• _Task brief_: Read the records below. Copy each line where the string "Datapath" occurs.

• _Input_:
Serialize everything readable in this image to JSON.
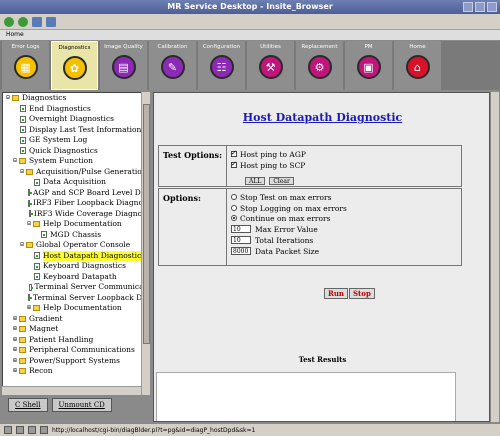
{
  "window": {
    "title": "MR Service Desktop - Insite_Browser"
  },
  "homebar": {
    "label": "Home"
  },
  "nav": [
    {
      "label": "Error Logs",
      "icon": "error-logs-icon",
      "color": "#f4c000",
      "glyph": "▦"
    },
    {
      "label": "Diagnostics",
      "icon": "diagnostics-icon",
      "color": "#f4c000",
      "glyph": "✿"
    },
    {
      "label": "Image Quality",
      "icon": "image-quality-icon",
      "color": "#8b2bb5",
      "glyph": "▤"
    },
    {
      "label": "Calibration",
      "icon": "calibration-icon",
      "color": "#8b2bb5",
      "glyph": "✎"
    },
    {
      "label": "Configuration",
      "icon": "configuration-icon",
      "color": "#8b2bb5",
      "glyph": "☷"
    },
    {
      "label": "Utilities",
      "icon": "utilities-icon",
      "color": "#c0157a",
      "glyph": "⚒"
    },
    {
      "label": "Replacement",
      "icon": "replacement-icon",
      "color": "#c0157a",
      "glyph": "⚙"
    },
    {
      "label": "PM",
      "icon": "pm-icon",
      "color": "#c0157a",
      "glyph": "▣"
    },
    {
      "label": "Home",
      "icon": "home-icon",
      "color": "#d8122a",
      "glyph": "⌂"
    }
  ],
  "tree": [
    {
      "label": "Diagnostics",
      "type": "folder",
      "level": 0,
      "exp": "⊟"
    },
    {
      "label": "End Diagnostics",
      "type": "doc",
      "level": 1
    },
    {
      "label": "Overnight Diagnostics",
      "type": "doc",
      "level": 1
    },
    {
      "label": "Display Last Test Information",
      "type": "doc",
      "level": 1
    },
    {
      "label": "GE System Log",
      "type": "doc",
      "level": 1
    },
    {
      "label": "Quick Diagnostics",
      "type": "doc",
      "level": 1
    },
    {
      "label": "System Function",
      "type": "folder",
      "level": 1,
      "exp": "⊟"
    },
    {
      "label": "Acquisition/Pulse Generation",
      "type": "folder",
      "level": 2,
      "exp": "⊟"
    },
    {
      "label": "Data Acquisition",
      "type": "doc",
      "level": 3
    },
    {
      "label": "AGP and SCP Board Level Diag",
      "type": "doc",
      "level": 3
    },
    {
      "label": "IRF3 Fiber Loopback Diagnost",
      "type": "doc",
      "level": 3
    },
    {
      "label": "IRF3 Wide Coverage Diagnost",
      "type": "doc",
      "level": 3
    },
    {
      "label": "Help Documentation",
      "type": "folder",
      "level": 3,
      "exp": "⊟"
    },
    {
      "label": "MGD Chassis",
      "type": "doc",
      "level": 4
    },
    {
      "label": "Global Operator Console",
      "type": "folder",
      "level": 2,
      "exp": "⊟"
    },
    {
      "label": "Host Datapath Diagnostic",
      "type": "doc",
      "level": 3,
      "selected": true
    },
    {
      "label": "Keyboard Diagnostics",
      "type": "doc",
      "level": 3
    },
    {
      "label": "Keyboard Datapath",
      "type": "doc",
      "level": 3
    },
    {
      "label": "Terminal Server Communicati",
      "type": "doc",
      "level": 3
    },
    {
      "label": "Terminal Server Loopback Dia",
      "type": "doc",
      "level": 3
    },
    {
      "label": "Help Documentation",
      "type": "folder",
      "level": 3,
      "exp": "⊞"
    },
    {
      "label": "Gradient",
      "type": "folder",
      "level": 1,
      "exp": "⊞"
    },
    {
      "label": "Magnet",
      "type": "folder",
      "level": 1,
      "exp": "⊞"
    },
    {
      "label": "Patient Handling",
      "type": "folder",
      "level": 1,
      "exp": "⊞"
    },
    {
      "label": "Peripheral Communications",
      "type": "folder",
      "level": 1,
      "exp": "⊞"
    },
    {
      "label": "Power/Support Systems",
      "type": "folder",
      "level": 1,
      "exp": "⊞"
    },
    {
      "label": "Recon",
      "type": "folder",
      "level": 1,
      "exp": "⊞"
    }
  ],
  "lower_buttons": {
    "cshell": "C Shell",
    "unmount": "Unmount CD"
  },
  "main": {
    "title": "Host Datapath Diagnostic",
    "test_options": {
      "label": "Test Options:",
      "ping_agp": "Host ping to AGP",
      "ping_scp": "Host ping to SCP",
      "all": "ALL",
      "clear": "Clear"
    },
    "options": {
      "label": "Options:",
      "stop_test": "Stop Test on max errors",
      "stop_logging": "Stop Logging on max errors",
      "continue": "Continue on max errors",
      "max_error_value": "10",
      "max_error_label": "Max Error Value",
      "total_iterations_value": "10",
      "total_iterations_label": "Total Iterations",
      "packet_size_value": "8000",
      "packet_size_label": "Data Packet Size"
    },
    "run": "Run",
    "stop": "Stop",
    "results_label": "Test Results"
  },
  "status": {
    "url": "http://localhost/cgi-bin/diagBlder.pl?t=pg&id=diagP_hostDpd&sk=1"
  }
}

• _Written reply_:
      "label": "Host Datapath Diagnostic",
      "label": "Keyboard Datapath",
    "title": "Host Datapath Diagnostic",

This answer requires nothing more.